*Task item*
From the entries that follow, extract each line holding the string "label".

*Exercise data*
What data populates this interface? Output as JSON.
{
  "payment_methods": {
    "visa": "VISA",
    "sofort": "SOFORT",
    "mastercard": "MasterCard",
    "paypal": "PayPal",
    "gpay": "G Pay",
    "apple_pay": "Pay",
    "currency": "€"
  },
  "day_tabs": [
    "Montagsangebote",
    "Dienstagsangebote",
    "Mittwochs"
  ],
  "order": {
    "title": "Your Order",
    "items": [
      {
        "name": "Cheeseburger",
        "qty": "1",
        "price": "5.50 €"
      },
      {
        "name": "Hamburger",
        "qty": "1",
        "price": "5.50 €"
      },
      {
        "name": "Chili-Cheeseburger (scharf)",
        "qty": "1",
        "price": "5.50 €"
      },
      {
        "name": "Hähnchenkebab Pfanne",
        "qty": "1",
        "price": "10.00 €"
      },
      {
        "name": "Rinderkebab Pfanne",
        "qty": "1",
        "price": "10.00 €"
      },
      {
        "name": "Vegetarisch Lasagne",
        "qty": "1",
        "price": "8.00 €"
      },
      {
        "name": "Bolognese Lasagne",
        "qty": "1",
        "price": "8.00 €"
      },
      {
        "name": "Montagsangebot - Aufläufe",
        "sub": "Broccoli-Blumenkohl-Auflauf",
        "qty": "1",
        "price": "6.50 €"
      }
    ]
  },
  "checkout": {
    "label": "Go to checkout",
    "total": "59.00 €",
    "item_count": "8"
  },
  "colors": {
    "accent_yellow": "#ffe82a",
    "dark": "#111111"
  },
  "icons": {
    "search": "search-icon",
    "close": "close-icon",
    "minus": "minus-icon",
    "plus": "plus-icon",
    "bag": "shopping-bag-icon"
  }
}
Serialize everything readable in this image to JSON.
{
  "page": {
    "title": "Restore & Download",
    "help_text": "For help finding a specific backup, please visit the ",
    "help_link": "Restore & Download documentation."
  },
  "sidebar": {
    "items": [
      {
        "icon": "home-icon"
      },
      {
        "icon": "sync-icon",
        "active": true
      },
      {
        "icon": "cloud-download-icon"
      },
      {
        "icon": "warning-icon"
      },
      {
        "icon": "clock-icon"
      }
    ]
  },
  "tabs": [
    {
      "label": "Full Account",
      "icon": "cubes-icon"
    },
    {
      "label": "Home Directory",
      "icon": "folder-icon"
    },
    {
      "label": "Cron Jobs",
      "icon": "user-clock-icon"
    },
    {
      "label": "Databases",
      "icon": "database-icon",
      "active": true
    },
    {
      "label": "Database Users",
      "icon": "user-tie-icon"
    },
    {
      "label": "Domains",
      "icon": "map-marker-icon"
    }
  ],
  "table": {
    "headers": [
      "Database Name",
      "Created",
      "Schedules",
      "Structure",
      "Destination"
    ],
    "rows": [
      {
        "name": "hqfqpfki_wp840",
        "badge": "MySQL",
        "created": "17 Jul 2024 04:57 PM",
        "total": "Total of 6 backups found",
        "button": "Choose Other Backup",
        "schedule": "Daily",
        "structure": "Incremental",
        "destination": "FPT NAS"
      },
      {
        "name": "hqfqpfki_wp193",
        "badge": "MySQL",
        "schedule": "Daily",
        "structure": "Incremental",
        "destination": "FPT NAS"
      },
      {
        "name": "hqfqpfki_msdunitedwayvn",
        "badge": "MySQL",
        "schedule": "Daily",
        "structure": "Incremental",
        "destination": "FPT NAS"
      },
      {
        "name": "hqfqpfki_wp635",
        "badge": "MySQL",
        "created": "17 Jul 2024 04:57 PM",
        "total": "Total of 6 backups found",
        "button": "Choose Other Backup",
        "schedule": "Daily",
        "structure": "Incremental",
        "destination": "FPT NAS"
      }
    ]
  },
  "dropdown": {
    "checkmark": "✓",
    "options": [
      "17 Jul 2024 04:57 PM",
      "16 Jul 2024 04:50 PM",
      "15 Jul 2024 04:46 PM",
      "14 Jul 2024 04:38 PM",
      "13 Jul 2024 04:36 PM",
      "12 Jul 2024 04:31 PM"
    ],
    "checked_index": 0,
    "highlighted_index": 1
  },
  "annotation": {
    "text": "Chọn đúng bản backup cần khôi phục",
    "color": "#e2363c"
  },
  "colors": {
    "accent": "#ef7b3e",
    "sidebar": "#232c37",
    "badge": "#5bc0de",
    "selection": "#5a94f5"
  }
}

*Reply*
    "label": "Go to checkout",
      "label": "Full Account",
      "label": "Home Directory",
      "label": "Cron Jobs",
      "label": "Databases",
      "label": "Database Users",
      "label": "Domains",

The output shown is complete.